Henrik Fisker has finished his breakfast. It’s early-ish on a Friday morning in London, and he’s sitting in the corner of The Churchill hotel’s stylish eighth-floor private lounge, calmly arranging the items on the table in front of him. He’s dressed in a crisp white shirt and a grey jacket that has a hint of texture in it – sign of a considered purchase by a man who likes detail.
Fisker is in London to talk about his recent collaboration with luxury Swiss watch brand Maurice Lacroix, his first foray into watch design. Known for sketching the flowing lines of cars such as the BMW Z8 and Aston Martin’s DB9, and for his own inventive electric vehicle, the Fisker Karma, he now also has a hand in Maurice Lacroix’s Pontos S Extreme, which will be available at Watches of Switzerland in the autumn.
  Henrik Fisker with his Fisker Karma electric vehicle. Fisker has been a Maurice Lacroix ambassador for three years
‘I became a Maurice Lacroix ambassador in 2010,’ he says when asked who approached who. ‘And then in 2012 they asked me if I’d like to get involved in designing a watch. We spent about six months working on it together – I think it turned out nice.’
He’s full of expressions like ‘turned out nice’. Danish by birth, he’s lived in Switzerland and in California – where he still resides – picking up more than a few Americanisms along the way.
The black limited-edition watch that now bears his name (tucked away on the case back, rather than on the dial) bears many of the hallmarks of a driver’s watch – which is curious, given the watch on which it’s based is first and foremost a diver’s watch. It is, if you like, a drive ’n’ dive watch.
  The black Fisker-designed version of the Maurice Lacroix Pontos S Extreme is limited to 999 pieces
It’s inherited the clever inner rotating bezel system that’s activated by a lockable crown-cum-pushbutton at 2 o’clock from last year’s Pontos S. Fisker is quick to point out he didn’t have a hand in the mechanism, or in the overall design of the watch (there are two other non-Fisker versions of the Extreme – one in blue, one in khaki), but that his influence was over choice of colours used in the watch and in the design of the strap.

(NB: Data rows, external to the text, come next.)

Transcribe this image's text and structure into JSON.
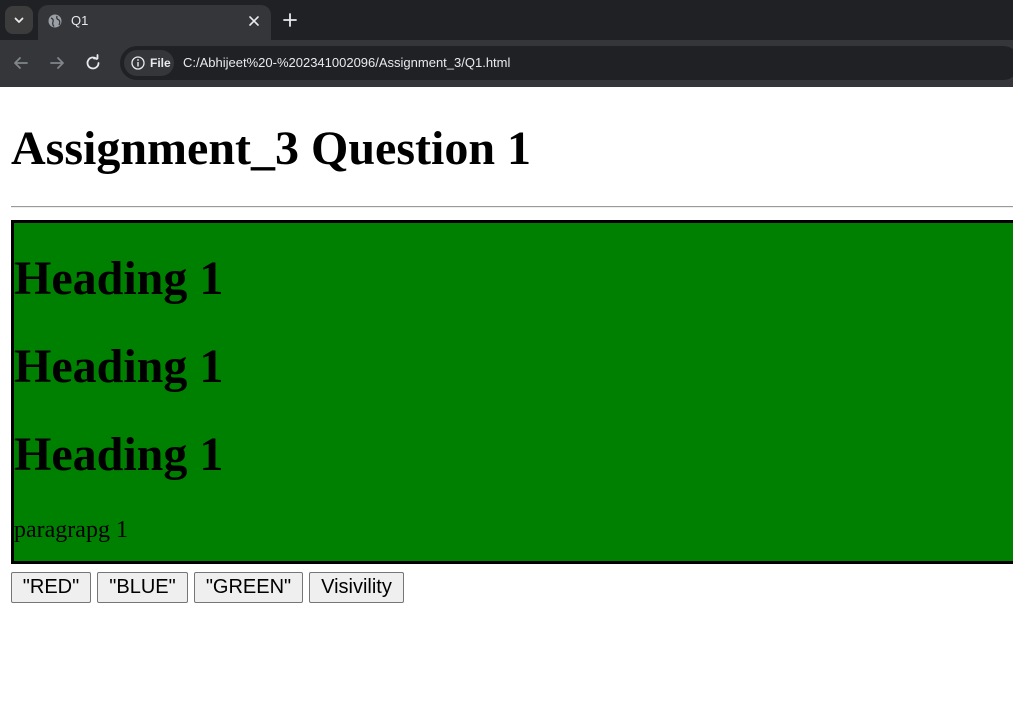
{
  "browser": {
    "tab_title": "Q1",
    "security_chip_label": "File",
    "url": "C:/Abhijeet%20-%202341002096/Assignment_3/Q1.html"
  },
  "page": {
    "title": "Assignment_3 Question 1",
    "box": {
      "background_color": "#008000",
      "headings": [
        "Heading 1",
        "Heading 1",
        "Heading 1"
      ],
      "paragraph": "paragrapg 1"
    },
    "buttons": [
      "\"RED\"",
      "\"BLUE\"",
      "\"GREEN\"",
      "Visivility"
    ]
  }
}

‘I wanted to make it feel fast,’ he says, perhaps not surprisingly, given his sports car background. ‘Red is a very sporty colour and the strap is perforated, which you see in lots of motorsport-inspired watches, but it also has this shape which angles in, to make it look as if it’s moving.’ That strap is made of an abrasion-resistant textile and hydrophobic leather so that it can be worn underwater. It also makes it much more resistant to sweat than a normal leather or textile strap – useful if you have an active lifestyle.
  Fisker designed the strap of the Maurice Lacroix Pontos S Extreme to look ‘fast’. The strap is made of hydrophobic materials so it can be worn underwater
Given Fisker is one of the standout designers of his time, it’s intriguing to find out what he thinks about watch design and the industry it’s spawned.
He finds inevitable similarities in how cars and watches are designed, whether in the relationship between a car’s engine and its body, compared to that of a watch’s movement and the case that surrounds it, or in the challenges faced by designers in making dashboard instruments and watch dials both legible and reflective of a brand’s unique DNA.
He’s surprised at the size of the industry. ‘There are so many brands,’ he says, somewhat perplexed. ‘How can they all survive? The challenge is to make your watch brand stand out – otherwise I think many brands will disappear.’
At this stage, he feels he has a lot to learn about watchmaking before he can design a watch from the ground up, and he’s enormously respectful of the skills involved. Asked what he’d do if commissioned to design a concept watch, his answer is not what you might expect. Rather than focus on the aesthetic or efficiency, he talks instead about the data-carrying potential of a wristwatch.
  Fisker’s first foray into the watch industry will be of interest to design fanatics – his ideas may yet have great influence over future watch designs
‘People are talking about having one place where you store all your personal data,’ he says. ‘I think that could be your watch. Think about it. At the moment, people think that place will be your phone, but a phone is too easy to lose. I can think of times I’ve lost a phone, but never a watch – a watch you have strapped to your wrist and it’s very hard to remove. You could create a system with a strap that only you can undo – maybe with a code, or using fingerprint technology. Then you take it with you everywhere you go. The only problem with this idea is that most of us like to have more than one watch. But it’s just an idea…’
  The Maurice Lacroix Pontos S Extreme is made of a lightweight, super-strong alloy called Powerlite®
Bringing people like Fisker into the watch industry can only make it stronger. Fresh eyes, fresh thinking, fresh ideas – and the nous and know-how to make things happen. No plans are in place at the moment for a further collaboration between Fisker and Maurice Lacroix, but talking to him, it’s clear Fisker is getting the watch bug. Those familiar with the charms of luxury watches won’t find that surprising…